“For over thirty years, CASI has been a capacious center for cutting edge research on contemporary South Asia,” said Anand. “I am excited to join CASI as its Associate Faculty Director and to work towards deepening and broadening its research agenda—particularly on questions of environment and climate—in the coming years.”

Since its founding in 1992 as the first academic research center in the U.S. for the study of contemporary India, CASI has continued to uphold Penn’s global reputation as a leading U.S. institution of research in South Asian studies and scholarship on India. Recognized as a national resource and social science center, CASI fulfills Penn’s mission of providing students a durable foundation for critical and creative thinking by engaging in policy-relevant research focused on the challenges facing contemporary India. In addition, the Center facilitates student research abroad, helping to mold the next generation of scholars.

Arts & Sciences News

The College of Arts and Sciences Launches New Data Science and Analytics Minor

The program aims to give students a foundation that can be flexibly tailored to best support any major course of study in natural and social sciences.

View Article >
Roos Honored by American Society for Biochemistry and Molecular Biology

The Alice and C. C. Wang Award in Molecular Parasitology recognizes work “making seminal contributions to the field of molecular parasitology.”

View Article >
New Grant from Panda Express Establishes Postdoctoral Fellowship in Asian American Studies

The Fellowship will support a total of five postdoctoral positions over the next three years.

View Article >
Karen Goldberg Named 2023 American Chemical Society Fellow

She joins 41 other scholars recognized for their “outstanding achievements in and contributions” to the field.
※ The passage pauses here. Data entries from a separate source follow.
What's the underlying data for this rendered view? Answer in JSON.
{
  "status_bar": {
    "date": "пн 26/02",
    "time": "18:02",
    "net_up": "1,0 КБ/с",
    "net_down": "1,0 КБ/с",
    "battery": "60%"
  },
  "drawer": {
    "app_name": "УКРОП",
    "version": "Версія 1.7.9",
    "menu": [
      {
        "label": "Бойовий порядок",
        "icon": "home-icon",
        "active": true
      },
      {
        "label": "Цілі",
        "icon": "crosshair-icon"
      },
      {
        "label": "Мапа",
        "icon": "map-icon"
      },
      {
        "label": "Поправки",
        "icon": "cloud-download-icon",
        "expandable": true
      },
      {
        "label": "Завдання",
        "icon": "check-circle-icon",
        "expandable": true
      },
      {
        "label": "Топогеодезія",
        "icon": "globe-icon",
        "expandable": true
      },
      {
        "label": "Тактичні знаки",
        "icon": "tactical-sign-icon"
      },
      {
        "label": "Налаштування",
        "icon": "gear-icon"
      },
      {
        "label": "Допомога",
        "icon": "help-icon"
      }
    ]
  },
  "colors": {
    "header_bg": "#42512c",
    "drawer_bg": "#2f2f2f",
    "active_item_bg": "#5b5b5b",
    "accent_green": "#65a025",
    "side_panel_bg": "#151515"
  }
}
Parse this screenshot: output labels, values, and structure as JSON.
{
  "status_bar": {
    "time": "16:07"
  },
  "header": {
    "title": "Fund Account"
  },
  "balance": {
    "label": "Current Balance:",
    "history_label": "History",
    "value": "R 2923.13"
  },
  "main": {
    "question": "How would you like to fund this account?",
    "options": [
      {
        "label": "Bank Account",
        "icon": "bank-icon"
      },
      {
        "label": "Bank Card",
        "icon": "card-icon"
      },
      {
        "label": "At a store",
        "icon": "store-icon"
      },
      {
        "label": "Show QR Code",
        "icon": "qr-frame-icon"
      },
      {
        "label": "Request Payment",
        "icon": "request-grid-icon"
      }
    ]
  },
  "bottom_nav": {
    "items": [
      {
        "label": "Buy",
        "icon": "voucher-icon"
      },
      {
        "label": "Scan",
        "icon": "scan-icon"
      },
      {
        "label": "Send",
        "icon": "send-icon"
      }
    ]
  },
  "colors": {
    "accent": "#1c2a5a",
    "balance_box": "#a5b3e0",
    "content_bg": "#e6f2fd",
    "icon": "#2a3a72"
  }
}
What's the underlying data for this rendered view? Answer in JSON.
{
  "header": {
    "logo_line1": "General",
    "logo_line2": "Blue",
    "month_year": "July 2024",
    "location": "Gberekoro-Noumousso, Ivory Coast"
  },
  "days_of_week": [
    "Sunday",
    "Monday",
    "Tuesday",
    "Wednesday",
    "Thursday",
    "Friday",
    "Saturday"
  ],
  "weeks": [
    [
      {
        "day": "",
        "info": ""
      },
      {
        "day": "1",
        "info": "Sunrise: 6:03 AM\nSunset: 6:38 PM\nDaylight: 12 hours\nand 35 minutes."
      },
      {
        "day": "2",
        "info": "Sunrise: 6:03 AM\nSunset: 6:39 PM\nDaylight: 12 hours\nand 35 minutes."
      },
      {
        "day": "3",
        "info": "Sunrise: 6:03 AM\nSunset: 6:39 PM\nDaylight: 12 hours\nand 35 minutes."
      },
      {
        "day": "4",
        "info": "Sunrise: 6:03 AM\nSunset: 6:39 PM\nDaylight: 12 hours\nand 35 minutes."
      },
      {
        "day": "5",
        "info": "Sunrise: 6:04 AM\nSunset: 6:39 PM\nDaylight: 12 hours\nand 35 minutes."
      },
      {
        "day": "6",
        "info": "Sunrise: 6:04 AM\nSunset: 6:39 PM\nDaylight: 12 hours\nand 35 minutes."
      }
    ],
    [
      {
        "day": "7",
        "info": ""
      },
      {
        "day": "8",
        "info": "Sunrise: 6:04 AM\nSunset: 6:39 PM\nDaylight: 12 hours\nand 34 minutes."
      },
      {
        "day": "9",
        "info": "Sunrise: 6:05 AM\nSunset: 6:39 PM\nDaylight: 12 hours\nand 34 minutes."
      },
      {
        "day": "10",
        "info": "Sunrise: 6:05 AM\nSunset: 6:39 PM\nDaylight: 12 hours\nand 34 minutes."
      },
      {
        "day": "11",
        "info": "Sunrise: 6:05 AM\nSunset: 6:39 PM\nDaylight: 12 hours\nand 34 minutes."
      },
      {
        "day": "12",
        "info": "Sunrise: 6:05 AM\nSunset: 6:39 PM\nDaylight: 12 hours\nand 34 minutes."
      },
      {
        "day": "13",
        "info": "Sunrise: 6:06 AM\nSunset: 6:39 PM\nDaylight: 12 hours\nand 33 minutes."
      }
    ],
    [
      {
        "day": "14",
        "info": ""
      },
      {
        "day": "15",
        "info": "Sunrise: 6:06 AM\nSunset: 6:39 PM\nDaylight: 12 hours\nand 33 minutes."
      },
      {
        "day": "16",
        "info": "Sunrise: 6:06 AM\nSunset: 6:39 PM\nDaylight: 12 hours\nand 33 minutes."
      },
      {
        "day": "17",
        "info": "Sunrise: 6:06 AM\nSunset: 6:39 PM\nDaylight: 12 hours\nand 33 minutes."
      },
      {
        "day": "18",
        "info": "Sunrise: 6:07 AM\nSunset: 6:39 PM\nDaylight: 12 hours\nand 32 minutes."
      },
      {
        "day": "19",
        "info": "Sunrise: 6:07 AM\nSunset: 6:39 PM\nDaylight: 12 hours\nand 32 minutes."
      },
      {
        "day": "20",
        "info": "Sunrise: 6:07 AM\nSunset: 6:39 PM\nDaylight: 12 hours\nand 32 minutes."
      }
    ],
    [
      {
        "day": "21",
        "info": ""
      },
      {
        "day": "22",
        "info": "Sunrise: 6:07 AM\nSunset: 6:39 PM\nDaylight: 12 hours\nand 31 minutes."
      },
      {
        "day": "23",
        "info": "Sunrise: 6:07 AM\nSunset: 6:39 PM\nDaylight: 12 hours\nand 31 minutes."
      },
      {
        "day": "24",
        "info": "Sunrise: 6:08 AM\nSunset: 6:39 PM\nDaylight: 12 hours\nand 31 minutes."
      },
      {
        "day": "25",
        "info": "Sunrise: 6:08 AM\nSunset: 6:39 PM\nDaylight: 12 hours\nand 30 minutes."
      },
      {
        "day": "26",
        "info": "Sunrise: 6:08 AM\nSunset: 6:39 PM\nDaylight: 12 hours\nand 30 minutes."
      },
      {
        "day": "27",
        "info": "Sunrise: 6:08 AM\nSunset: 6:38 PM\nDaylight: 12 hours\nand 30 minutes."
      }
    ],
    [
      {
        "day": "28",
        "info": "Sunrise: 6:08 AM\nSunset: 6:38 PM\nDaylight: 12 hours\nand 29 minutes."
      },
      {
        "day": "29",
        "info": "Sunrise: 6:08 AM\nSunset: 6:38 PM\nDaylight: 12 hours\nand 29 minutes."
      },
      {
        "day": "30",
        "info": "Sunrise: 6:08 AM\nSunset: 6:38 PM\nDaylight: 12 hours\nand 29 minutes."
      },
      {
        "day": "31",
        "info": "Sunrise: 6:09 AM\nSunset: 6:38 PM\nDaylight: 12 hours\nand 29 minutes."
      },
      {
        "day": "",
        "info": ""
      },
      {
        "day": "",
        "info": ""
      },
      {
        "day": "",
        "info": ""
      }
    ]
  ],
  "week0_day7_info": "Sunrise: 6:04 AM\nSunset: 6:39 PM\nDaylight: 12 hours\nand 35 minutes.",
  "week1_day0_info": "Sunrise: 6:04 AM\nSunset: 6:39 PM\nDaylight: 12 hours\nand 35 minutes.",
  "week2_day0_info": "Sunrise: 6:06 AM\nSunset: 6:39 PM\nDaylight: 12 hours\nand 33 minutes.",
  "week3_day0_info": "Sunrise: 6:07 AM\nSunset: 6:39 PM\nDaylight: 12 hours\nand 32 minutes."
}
View Article >
Marisa Kozlowski Receives 2023 Edward Leete Award from ACS

This honor recognizes “outstanding contributions to teaching and research in organic chemistry.”

View Article >